Thinking Day Sisterhood
Girl Scouting has always been an important part of my life. My Senior leaders used our weekly troop meetings to practice leadership skills, building confidence and character through troop government, planning and implementing many trips and activities. As a growing teen I would describe myself as a follower, but my leaders skillfully guided me through those challenging years. The confidence and courage instilled in me during my Senior Girl Scout experience led me to many roles in adult Girl Scouting: Junior and Cadette troop leader, Service Unit Manager, Council Trainer, Trainer of Trainers, and Council Board Member

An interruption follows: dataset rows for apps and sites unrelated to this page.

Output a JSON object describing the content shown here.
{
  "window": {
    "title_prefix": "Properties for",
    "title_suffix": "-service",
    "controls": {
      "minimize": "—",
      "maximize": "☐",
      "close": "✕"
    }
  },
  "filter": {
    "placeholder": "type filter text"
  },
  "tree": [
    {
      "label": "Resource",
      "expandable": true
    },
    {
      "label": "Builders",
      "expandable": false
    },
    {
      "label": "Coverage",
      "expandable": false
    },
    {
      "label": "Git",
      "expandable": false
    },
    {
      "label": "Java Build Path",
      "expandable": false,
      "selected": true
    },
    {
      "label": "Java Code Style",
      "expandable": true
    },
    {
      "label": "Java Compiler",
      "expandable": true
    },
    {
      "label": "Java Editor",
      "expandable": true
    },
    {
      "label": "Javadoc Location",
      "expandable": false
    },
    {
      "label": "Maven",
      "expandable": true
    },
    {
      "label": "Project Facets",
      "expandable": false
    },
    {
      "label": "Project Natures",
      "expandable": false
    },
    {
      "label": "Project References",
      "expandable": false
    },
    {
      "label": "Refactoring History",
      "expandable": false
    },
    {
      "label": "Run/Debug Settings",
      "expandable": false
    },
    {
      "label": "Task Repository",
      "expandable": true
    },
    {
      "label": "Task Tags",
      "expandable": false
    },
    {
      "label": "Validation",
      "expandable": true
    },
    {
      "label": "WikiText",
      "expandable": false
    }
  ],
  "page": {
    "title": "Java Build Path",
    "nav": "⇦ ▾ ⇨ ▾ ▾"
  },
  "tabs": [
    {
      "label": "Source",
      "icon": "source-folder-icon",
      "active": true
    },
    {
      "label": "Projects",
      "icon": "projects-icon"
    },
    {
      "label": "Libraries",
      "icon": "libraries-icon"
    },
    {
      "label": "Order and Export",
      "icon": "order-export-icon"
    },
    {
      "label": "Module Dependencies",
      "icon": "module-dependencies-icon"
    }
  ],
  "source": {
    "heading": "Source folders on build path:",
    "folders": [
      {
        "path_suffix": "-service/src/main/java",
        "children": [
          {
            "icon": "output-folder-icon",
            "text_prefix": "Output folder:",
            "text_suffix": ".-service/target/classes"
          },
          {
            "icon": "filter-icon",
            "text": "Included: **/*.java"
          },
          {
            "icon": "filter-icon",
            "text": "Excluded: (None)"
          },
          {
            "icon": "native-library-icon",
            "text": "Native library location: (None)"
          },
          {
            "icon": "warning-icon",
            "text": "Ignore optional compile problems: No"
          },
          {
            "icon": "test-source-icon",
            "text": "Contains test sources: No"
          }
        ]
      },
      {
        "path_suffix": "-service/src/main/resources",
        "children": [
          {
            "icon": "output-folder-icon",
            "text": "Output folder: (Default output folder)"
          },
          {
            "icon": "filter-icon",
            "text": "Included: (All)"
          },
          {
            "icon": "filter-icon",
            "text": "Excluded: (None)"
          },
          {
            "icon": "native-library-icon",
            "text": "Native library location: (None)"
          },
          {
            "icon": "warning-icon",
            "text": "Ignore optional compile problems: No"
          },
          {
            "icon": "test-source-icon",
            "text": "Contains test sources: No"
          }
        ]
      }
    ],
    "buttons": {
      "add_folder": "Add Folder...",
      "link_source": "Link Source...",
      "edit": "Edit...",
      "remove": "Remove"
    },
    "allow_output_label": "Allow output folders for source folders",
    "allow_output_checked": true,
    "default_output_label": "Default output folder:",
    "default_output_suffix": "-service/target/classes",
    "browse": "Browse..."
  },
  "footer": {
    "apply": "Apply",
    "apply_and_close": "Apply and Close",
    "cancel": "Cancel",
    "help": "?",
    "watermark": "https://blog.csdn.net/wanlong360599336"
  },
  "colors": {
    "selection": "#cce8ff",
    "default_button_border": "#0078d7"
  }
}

The most significant impact of confidence and courage that I attribute to my Girl Scout experience is the role it played in when I divorced and as I started single parenthood. My confidence was shaken. It was my Girl Scout friendships that were always with me. I threw myself into something I knew and loved, Girl Scouting, and it gave back to me. I was able to restore my confidence and courage and I continued to grow.
One of my fondest memories of Girl Scouting came during a sad time in my life. My father had become unexpectedly ill and had to have surgery out-of-town on the day of the 80th Anniversary Girl Scout Thinking Day. A national Thinking Day Friendship Circle event was planned but I was disappointed because I was going to miss our service unit's program. My mother knew how important Girl Scouting and this event were to me. She saw a poster for the local Thinking Day event happening in the hospital courtyard. I was welcomed into their circle and passed the Girl Scout friendship squeeze among “sisters” around the world. I was thrilled and still get teary-eyed as I relive that event now
Binghamton, New York
54 years a Girl Scout